====== EXERCISE DATA
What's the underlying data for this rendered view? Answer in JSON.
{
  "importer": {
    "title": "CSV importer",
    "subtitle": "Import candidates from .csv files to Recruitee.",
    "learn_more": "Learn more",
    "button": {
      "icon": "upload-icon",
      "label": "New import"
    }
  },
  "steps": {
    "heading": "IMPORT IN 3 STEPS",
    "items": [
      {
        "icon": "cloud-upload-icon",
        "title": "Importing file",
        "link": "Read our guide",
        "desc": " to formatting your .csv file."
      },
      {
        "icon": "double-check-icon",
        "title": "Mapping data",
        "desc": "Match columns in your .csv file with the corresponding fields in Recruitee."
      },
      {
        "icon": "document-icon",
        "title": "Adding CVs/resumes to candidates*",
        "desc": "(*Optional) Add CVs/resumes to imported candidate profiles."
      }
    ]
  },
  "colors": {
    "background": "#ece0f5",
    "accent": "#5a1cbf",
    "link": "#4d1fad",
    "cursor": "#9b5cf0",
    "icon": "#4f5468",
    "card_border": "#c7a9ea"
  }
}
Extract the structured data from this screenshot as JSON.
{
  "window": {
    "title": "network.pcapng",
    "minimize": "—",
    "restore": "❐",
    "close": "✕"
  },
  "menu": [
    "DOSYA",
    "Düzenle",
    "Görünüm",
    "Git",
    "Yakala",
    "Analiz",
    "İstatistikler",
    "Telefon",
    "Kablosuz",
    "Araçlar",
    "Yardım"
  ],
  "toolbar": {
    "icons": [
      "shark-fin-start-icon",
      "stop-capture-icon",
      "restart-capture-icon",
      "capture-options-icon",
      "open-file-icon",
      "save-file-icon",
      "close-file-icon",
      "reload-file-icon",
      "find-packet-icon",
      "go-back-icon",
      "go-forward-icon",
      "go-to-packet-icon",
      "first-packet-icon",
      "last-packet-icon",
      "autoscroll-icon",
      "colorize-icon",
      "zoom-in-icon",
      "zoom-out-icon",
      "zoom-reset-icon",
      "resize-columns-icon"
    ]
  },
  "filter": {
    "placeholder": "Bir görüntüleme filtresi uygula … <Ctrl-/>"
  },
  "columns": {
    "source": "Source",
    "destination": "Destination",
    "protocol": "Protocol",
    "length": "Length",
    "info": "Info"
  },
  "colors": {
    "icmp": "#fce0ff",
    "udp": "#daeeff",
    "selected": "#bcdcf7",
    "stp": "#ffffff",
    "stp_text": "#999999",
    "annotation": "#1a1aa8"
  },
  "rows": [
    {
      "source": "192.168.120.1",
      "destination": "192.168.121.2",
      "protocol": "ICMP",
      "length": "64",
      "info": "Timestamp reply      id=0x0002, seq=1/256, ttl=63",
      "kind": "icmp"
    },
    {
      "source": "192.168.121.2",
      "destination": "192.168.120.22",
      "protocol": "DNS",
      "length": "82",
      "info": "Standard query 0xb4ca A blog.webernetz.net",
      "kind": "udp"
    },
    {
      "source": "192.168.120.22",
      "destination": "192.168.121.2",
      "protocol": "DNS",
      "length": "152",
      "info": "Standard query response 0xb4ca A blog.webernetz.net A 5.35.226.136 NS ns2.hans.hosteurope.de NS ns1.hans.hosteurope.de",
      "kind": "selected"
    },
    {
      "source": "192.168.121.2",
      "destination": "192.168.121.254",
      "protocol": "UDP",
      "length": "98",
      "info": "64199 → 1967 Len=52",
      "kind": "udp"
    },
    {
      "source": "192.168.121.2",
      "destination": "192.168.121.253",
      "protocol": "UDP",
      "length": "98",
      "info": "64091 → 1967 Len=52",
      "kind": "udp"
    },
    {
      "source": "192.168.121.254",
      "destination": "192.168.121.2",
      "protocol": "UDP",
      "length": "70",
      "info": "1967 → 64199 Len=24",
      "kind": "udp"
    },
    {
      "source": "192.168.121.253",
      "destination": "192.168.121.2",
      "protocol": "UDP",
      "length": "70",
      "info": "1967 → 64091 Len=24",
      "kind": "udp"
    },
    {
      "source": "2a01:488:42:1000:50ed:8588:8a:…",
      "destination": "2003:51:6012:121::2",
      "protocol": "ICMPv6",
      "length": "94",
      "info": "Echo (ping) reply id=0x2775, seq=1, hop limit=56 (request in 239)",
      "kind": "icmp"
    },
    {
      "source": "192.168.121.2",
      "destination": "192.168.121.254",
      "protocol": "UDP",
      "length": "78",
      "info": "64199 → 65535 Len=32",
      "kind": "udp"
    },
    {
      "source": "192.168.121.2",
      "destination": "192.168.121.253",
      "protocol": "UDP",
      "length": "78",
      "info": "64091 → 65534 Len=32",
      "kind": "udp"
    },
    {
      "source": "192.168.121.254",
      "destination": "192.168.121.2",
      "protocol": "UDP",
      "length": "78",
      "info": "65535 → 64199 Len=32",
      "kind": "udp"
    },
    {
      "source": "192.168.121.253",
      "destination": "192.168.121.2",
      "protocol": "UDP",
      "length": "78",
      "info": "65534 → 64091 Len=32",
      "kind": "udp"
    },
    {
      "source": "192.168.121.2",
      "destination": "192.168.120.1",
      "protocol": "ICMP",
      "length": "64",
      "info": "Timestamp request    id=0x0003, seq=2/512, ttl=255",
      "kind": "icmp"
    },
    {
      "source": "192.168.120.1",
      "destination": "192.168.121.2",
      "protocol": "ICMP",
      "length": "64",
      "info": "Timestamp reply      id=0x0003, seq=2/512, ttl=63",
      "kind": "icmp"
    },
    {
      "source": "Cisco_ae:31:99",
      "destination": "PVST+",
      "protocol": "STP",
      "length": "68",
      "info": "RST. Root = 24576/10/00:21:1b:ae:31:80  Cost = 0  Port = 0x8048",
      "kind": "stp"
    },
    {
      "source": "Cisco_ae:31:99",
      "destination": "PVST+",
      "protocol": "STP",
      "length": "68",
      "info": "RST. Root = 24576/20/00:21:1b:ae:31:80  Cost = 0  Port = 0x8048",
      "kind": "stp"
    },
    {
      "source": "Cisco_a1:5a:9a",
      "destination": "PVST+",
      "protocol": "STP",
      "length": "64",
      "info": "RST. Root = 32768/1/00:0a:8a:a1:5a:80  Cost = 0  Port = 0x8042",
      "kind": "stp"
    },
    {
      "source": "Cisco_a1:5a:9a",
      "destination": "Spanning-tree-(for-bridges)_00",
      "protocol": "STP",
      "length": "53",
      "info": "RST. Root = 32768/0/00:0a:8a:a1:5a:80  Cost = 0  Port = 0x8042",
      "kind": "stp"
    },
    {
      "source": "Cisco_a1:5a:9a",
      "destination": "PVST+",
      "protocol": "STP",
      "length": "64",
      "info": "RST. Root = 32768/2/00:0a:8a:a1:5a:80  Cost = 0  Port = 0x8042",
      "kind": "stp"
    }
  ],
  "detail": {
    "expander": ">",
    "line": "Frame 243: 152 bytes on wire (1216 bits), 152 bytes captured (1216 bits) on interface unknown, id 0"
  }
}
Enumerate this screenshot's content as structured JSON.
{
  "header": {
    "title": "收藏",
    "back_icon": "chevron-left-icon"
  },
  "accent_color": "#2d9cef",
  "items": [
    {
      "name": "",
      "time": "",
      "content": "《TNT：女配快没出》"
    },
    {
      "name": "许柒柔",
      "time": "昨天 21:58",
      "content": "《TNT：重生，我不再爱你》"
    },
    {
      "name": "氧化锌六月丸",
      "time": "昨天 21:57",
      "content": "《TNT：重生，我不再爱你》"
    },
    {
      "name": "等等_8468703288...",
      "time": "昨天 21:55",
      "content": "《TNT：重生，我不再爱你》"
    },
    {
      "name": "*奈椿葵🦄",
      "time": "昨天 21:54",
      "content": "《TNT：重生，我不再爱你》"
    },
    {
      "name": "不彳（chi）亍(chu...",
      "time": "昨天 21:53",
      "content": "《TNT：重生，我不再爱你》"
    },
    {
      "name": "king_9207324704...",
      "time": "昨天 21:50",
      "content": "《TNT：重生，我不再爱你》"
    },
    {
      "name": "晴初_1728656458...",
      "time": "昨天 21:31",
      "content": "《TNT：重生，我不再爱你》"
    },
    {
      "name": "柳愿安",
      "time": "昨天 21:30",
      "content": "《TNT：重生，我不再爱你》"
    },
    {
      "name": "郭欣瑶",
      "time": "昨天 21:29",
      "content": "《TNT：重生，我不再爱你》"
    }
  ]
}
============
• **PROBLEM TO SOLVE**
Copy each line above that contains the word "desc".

• **ANSWER TO THE PROBLEM**
        "desc": " to formatting your .csv file."
        "desc": "Match columns in your .csv file with the corresponding fields in Recruitee."
        "desc": "(*Optional) Add CVs/resumes to imported candidate profiles."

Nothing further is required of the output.